Instructions to follow => An exact repetition of the records is required. Leave nothing out.

[Items from an interface collection]
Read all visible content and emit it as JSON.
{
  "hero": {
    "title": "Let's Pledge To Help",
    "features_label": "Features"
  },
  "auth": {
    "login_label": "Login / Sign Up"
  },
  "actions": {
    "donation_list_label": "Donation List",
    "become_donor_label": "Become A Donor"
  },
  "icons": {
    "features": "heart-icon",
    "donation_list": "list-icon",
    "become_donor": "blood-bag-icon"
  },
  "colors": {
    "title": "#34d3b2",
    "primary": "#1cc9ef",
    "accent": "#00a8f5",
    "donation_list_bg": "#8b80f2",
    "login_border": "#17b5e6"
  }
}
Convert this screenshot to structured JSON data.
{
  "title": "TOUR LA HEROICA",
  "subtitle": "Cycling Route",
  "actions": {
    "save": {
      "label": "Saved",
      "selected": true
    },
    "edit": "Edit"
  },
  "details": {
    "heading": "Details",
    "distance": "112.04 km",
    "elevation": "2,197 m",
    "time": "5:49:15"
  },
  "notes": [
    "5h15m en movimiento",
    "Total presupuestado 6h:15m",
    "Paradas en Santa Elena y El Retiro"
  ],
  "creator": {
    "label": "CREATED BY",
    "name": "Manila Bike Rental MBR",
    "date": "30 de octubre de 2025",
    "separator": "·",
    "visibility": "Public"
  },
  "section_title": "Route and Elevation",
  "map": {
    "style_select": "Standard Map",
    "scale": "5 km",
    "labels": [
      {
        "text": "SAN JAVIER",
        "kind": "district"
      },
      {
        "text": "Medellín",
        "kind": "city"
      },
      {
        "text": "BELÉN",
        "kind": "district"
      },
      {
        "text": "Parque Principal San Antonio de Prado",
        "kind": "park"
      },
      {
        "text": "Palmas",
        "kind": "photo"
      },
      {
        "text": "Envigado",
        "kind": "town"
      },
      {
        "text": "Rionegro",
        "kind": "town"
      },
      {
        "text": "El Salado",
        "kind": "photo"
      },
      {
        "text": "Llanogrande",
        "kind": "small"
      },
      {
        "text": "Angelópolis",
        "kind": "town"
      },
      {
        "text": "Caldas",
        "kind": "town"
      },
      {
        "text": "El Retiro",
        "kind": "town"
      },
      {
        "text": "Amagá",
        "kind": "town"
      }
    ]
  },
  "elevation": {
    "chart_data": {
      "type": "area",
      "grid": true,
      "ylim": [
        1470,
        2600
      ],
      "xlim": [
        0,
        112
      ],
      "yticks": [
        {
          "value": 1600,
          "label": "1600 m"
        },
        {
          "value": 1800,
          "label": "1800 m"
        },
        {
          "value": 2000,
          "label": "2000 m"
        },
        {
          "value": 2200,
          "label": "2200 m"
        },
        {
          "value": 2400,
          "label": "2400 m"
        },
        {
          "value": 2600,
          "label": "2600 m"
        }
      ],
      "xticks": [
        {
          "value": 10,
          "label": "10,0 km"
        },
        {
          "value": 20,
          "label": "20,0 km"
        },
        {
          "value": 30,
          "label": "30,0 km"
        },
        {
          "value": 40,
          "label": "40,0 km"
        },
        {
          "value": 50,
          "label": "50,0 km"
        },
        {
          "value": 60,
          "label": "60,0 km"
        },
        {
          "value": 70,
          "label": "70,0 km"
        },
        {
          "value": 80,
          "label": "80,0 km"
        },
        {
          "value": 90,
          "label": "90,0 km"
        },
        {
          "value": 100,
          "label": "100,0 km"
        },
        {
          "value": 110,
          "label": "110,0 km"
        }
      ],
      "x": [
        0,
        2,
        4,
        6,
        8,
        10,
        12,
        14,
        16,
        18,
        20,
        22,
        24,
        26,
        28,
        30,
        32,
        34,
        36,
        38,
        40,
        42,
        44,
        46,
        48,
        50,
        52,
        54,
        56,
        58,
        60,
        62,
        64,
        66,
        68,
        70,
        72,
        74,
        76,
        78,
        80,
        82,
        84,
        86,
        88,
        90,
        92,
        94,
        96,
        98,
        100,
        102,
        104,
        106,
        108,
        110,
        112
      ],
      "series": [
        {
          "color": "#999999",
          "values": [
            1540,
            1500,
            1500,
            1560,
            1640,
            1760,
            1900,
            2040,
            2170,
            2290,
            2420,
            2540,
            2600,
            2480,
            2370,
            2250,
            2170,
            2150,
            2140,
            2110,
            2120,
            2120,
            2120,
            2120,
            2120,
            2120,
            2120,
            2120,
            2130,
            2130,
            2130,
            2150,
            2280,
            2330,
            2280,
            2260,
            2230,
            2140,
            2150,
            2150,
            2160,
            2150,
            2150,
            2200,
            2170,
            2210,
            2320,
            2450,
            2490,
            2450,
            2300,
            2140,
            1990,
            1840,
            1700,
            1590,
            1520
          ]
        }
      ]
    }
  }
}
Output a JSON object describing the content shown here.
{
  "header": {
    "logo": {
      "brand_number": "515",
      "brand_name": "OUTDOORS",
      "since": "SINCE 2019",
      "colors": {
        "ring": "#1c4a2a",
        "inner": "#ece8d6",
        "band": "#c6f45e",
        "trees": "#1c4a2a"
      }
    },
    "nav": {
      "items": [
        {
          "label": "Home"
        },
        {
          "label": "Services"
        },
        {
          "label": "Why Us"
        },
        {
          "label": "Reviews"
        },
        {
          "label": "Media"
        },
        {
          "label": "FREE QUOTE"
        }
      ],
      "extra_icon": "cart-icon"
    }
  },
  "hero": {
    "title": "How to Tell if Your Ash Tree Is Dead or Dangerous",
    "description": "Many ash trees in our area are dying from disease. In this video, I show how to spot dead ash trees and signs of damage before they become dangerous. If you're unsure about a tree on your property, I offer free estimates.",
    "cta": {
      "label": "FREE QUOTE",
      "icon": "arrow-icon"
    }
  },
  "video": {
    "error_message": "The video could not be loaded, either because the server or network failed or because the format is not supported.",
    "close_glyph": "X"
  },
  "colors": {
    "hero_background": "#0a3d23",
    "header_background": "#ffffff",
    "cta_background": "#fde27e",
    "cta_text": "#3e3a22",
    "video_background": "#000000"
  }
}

Worked solution =>
Read all visible content and emit it as JSON.
{
  "hero": {
    "title": "Let's Pledge To Help",
    "features_label": "Features"
  },
  "auth": {
    "login_label": "Login / Sign Up"
  },
  "actions": {
    "donation_list_label": "Donation List",
    "become_donor_label": "Become A Donor"
  },
  "icons": {
    "features": "heart-icon",
    "donation_list": "list-icon",
    "become_donor": "blood-bag-icon"
  },
  "colors": {
    "title": "#34d3b2",
    "primary": "#1cc9ef",
    "accent": "#00a8f5",
    "donation_list_bg": "#8b80f2",
    "login_border": "#17b5e6"
  }
}
Convert this screenshot to structured JSON data.
{
  "title": "TOUR LA HEROICA",
  "subtitle": "Cycling Route",
  "actions": {
    "save": {
      "label": "Saved",
      "selected": true
    },
    "edit": "Edit"
  },
  "details": {
    "heading": "Details",
    "distance": "112.04 km",
    "elevation": "2,197 m",
    "time": "5:49:15"
  },
  "notes": [
    "5h15m en movimiento",
    "Total presupuestado 6h:15m",
    "Paradas en Santa Elena y El Retiro"
  ],
  "creator": {
    "label": "CREATED BY",
    "name": "Manila Bike Rental MBR",
    "date": "30 de octubre de 2025",
    "separator": "·",
    "visibility": "Public"
  },
  "section_title": "Route and Elevation",
  "map": {
    "style_select": "Standard Map",
    "scale": "5 km",
    "labels": [
      {
        "text": "SAN JAVIER",
        "kind": "district"
      },
      {
        "text": "Medellín",
        "kind": "city"
      },
      {
        "text": "BELÉN",
        "kind": "district"
      },
      {
        "text": "Parque Principal San Antonio de Prado",
        "kind": "park"
      },
      {
        "text": "Palmas",
        "kind": "photo"
      },
      {
        "text": "Envigado",
        "kind": "town"
      },
      {
        "text": "Rionegro",
        "kind": "town"
      },
      {
        "text": "El Salado",
        "kind": "photo"
      },
      {
        "text": "Llanogrande",
        "kind": "small"
      },
      {
        "text": "Angelópolis",
        "kind": "town"
      },
      {
        "text": "Caldas",
        "kind": "town"
      },
      {
        "text": "El Retiro",
        "kind": "town"
      },
      {
        "text": "Amagá",
        "kind": "town"
      }
    ]
  },
  "elevation": {
    "chart_data": {
      "type": "area",
      "grid": true,
      "ylim": [
        1470,
        2600
      ],
      "xlim": [
        0,
        112
      ],
      "yticks": [
        {
          "value": 1600,
          "label": "1600 m"
        },
        {
          "value": 1800,
          "label": "1800 m"
        },
        {
          "value": 2000,
          "label": "2000 m"
        },
        {
          "value": 2200,
          "label": "2200 m"
        },
        {
          "value": 2400,
          "label": "2400 m"
        },
        {
          "value": 2600,
          "label": "2600 m"
        }
      ],
      "xticks": [
        {
          "value": 10,
          "label": "10,0 km"
        },
        {
          "value": 20,
          "label": "20,0 km"
        },
        {
          "value": 30,
          "label": "30,0 km"
        },
        {
          "value": 40,
          "label": "40,0 km"
        },
        {
          "value": 50,
          "label": "50,0 km"
        },
        {
          "value": 60,
          "label": "60,0 km"
        },
        {
          "value": 70,
          "label": "70,0 km"
        },
        {
          "value": 80,
          "label": "80,0 km"
        },
        {
          "value": 90,
          "label": "90,0 km"
        },
        {
          "value": 100,
          "label": "100,0 km"
        },
        {
          "value": 110,
          "label": "110,0 km"
        }
      ],
      "x": [
        0,
        2,
        4,
        6,
        8,
        10,
        12,
        14,
        16,
        18,
        20,
        22,
        24,
        26,
        28,
        30,
        32,
        34,
        36,
        38,
        40,
        42,
        44,
        46,
        48,
        50,
        52,
        54,
        56,
        58,
        60,
        62,
        64,
        66,
        68,
        70,
        72,
        74,
        76,
        78,
        80,
        82,
        84,
        86,
        88,
        90,
        92,
        94,
        96,
        98,
        100,
        102,
        104,
        106,
        108,
        110,
        112
      ],
      "series": [
        {
          "color": "#999999",
          "values": [
            1540,
            1500,
            1500,
            1560,
            1640,
            1760,
            1900,
            2040,
            2170,
            2290,
            2420,
            2540,
            2600,
            2480,
            2370,
            2250,
            2170,
            2150,
            2140,
            2110,
            2120,
            2120,
            2120,
            2120,
            2120,
            2120,
            2120,
            2120,
            2130,
            2130,
            2130,
            2150,
            2280,
            2330,
            2280,
            2260,
            2230,
            2140,
            2150,
            2150,
            2160,
            2150,
            2150,
            2200,
            2170,
            2210,
            2320,
            2450,
            2490,
            2450,
            2300,
            2140,
            1990,
            1840,
            1700,
            1590,
            1520
          ]
        }
      ]
    }
  }
}
Output a JSON object describing the content shown here.
{
  "header": {
    "logo": {
      "brand_number": "515",
      "brand_name": "OUTDOORS",
      "since": "SINCE 2019",
      "colors": {
        "ring": "#1c4a2a",
        "inner": "#ece8d6",
        "band": "#c6f45e",
        "trees": "#1c4a2a"
      }
    },
    "nav": {
      "items": [
        {
          "label": "Home"
        },
        {
          "label": "Services"
        },
        {
          "label": "Why Us"
        },
        {
          "label": "Reviews"
        },
        {
          "label": "Media"
        },
        {
          "label": "FREE QUOTE"
        }
      ],
      "extra_icon": "cart-icon"
    }
  },
  "hero": {
    "title": "How to Tell if Your Ash Tree Is Dead or Dangerous",
    "description": "Many ash trees in our area are dying from disease. In this video, I show how to spot dead ash trees and signs of damage before they become dangerous. If you're unsure about a tree on your property, I offer free estimates.",
    "cta": {
      "label": "FREE QUOTE",
      "icon": "arrow-icon"
    }
  },
  "video": {
    "error_message": "The video could not be loaded, either because the server or network failed or because the format is not supported.",
    "close_glyph": "X"
  },
  "colors": {
    "hero_background": "#0a3d23",
    "header_background": "#ffffff",
    "cta_background": "#fde27e",
    "cta_text": "#3e3a22",
    "video_background": "#000000"
  }
}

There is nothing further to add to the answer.